> **EXERCISE INSTRUCTIONS**:
Return a copy of every line in the records that includes the word "marzo".

=== STORED DATA ===

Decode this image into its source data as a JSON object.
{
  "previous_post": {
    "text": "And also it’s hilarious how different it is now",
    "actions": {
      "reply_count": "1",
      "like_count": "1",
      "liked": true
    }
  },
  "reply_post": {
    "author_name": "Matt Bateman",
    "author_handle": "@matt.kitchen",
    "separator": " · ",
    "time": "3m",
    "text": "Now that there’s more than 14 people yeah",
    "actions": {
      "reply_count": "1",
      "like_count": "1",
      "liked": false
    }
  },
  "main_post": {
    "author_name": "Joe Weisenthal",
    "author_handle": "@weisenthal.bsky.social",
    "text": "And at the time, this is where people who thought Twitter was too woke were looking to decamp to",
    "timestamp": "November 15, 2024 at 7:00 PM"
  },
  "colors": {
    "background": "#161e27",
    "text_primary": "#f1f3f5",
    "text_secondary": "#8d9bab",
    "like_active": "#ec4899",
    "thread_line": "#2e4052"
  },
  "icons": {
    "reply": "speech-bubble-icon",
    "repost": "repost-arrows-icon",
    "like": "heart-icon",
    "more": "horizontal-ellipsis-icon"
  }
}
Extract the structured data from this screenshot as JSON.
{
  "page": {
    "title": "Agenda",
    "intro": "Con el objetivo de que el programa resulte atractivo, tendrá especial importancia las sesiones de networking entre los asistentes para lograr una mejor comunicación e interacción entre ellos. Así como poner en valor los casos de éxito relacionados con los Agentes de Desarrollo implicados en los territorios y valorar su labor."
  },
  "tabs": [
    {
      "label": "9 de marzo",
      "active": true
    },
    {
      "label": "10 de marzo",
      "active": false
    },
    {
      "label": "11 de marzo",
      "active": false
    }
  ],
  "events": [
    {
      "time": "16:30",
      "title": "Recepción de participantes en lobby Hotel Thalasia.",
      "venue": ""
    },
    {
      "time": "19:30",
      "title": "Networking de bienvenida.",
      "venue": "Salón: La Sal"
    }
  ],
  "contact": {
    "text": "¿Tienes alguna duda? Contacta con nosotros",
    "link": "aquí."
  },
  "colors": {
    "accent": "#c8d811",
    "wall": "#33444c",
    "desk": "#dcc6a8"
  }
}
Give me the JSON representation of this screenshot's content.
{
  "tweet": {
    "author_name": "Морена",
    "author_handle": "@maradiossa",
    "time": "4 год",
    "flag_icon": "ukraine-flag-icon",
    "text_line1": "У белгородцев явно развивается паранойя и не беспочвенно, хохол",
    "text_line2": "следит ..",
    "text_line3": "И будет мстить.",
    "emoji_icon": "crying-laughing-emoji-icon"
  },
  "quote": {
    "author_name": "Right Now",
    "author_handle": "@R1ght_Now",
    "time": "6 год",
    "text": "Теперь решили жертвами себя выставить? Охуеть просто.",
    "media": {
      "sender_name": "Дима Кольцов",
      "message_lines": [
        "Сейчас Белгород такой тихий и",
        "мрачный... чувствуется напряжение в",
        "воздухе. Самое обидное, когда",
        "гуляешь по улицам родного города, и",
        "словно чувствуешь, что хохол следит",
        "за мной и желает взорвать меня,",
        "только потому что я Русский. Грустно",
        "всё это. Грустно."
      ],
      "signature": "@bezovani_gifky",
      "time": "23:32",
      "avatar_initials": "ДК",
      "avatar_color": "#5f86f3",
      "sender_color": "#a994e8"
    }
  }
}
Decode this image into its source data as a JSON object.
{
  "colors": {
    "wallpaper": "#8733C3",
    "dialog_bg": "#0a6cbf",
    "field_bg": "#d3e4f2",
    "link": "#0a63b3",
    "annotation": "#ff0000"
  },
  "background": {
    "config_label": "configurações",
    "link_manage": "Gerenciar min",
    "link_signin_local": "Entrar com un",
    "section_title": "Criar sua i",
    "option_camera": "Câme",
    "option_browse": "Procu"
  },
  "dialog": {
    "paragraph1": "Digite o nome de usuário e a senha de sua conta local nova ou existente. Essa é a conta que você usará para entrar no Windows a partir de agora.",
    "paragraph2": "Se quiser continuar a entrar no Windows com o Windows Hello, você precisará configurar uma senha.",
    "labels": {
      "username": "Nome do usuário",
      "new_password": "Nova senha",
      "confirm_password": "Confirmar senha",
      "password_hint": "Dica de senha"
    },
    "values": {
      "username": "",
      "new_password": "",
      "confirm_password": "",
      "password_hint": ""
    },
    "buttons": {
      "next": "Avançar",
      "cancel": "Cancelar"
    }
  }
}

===

> **FINISHED TASK**:
      "label": "9 de marzo",
      "label": "10 de marzo",
      "label": "11 de marzo",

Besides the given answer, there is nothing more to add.